But right now, its all about who’s getting booked from out of town. Which is cool, I want Miami to be an Ibiza or London that has really good talent playing 7 days a week. But if we don’t have one club in this city that’s willing to say, ‘Ok, we’re going to do some big bookings from out of town, but every other Saturday night we want our local hot shot “Pepe Mandingo” to slang some dick all up in this mothafucka’ then my answer would be no, Miami is not a good spot for emerging talent.
With that said, I must mention that there are people on the other hand like Coloma Kaboomsky, that are really trying to help talent like myself and the local Miami scene as a whole.
This Scene needs more people like him that understand the value of quality and the importance of supporting our talented locals.
How has the scene in Miami changed since you first were introduced to it?
The scene here, like everything, has changed. When I first started following the scene in the late 90s, South Beach was off the chain.
The trance scene was pretty popular, and Space was just starting to move people into the downtown area. Now you have a lot more options; Brickell, Midtown, Overtown, Doral. Things are really spread out.
I’ve seen some pretty cool spots open and close in a matter of months. But I sure am glad for places like the Electric Pickle. They have helped our underground scene grow tremendously. Even people outside of Miami are recognizing us more than ever because of places like the Pickle.
But, back in the day, our best locals all had residencies. Real residencies. In the early 2000′s, when Acosta was at his prime, he was a resident at Shadow Lounge or Level, Oscar was a resident at Space, and Padilla was at The Mix.
At that time they were the best at this, and they were the guys that the younger generation would look up to. Now, things aren’t like that. The guys that we have now as residents aren’t ones to brag about. Not to dis everyone, but I’d say a good 80% of these DJs poorly represent us. Especially the ones that are doing the opening duties for some of the out of town bookings that come here. It’s crucial for our reputation to have proper representation at all times. When I play out of town, next to my name on the event flyer in parenthesis it says “MIAMI”. I’m not only representing myself but also my city. These are things that people should take into consideration if they are serious about our scene. I don’t mind doing the opening duties for some of these DJ’s that come in from Europe when I play at the Pickle, but I’ll do it to prove a point.

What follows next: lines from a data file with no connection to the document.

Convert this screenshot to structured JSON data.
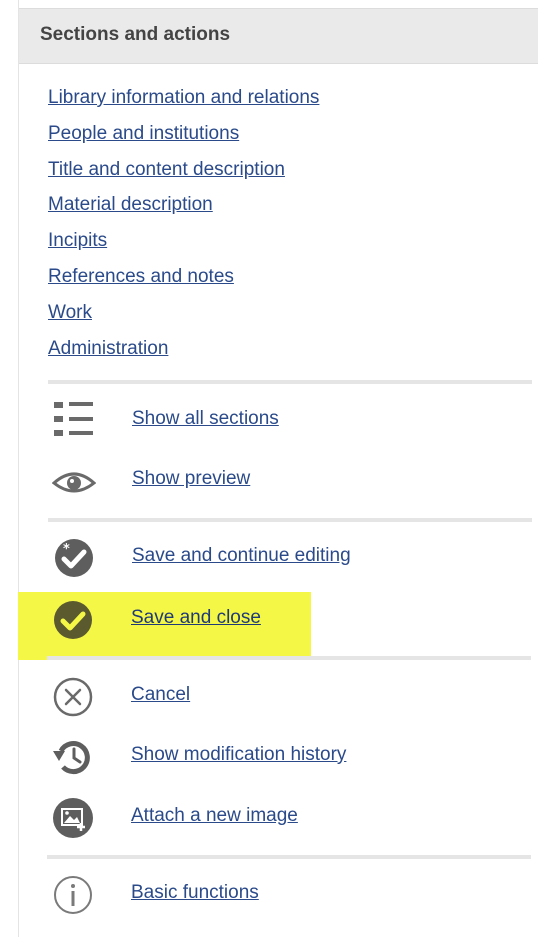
{
  "panel": {
    "title": "Sections and actions"
  },
  "sections": [
    "Library information and relations",
    "People and institutions",
    "Title and content description",
    "Material description",
    "Incipits",
    "References and notes",
    "Work",
    "Administration"
  ],
  "actions": {
    "show_all_sections": {
      "label": "Show all sections",
      "icon": "list-icon"
    },
    "show_preview": {
      "label": "Show preview",
      "icon": "eye-icon"
    },
    "save_continue": {
      "label": "Save and continue editing",
      "icon": "save-continue-icon"
    },
    "save_close": {
      "label": "Save and close",
      "icon": "check-circle-icon"
    },
    "cancel": {
      "label": "Cancel",
      "icon": "cancel-circle-icon"
    },
    "history": {
      "label": "Show modification history",
      "icon": "history-icon"
    },
    "attach_image": {
      "label": "Attach a new image",
      "icon": "image-add-icon"
    },
    "basic_functions": {
      "label": "Basic functions",
      "icon": "info-icon"
    }
  },
  "colors": {
    "link": "#2a4a8a",
    "icon": "#666666",
    "highlight": "#f5f747",
    "header_bg": "#eaeaea"
  }
}
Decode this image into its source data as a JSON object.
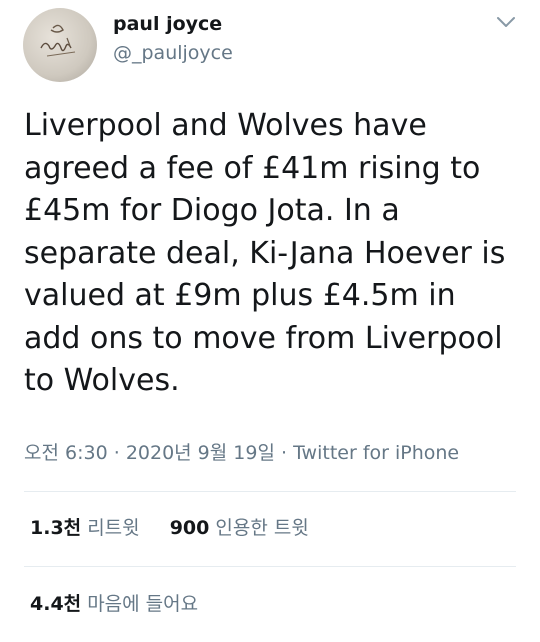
{
  "author": {
    "display_name": "paul joyce",
    "handle": "@_pauljoyce"
  },
  "tweet": {
    "text": "Liverpool and Wolves have\nagreed a fee of £41m rising to\n£45m for Diogo Jota. In a\nseparate deal, Ki-Jana Hoever is\nvalued at £9m plus £4.5m in\nadd ons to move from Liverpool\nto Wolves."
  },
  "meta": {
    "time": "오전 6:30",
    "separator": "·",
    "date": "2020년 9월 19일",
    "source": "Twitter for iPhone"
  },
  "stats": {
    "retweets_count": "1.3천",
    "retweets_label": "리트윗",
    "quote_count": "900",
    "quote_label": "인용한 트윗",
    "likes_count": "4.4천",
    "likes_label": "마음에 들어요"
  },
  "colors": {
    "text": "#14171a",
    "secondary": "#657786",
    "divider": "#e6ecf0"
  },
  "icons": {
    "caret": "chevron-down-icon",
    "avatar": "avatar"
  }
}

When you come to Miami make sure you bring your muthafuckin A-game, because the opener is going to define the word “Party”. I want them to go back to their home town and say “Yo these Miami cats don’t fuck around, they really do slang some muthafuckin dick”.
On another note, consumers are becoming more open minded. I’ve witnessed all the musical trends in our scene, and the growth in listeners and music makers. There was only a few guys like Stryke really making some good techno here a few years back. Now we have hundreds of young aspiring techno producers. The scene is definitely growing. Ultra is now three days long, which means that the younger generation is really getting into EDM. Even though they’re listening to Deadmau5 or Swedish House Mafia right now, as they grow older and educate themselves more they will be the ones who will follow our underground scene and help it continue to grow. All I hope is that we move in the right direction, and keep places like the Pickle, or Space alive with real local talent. Don’t support the phonies, SUPPORT THE REAL!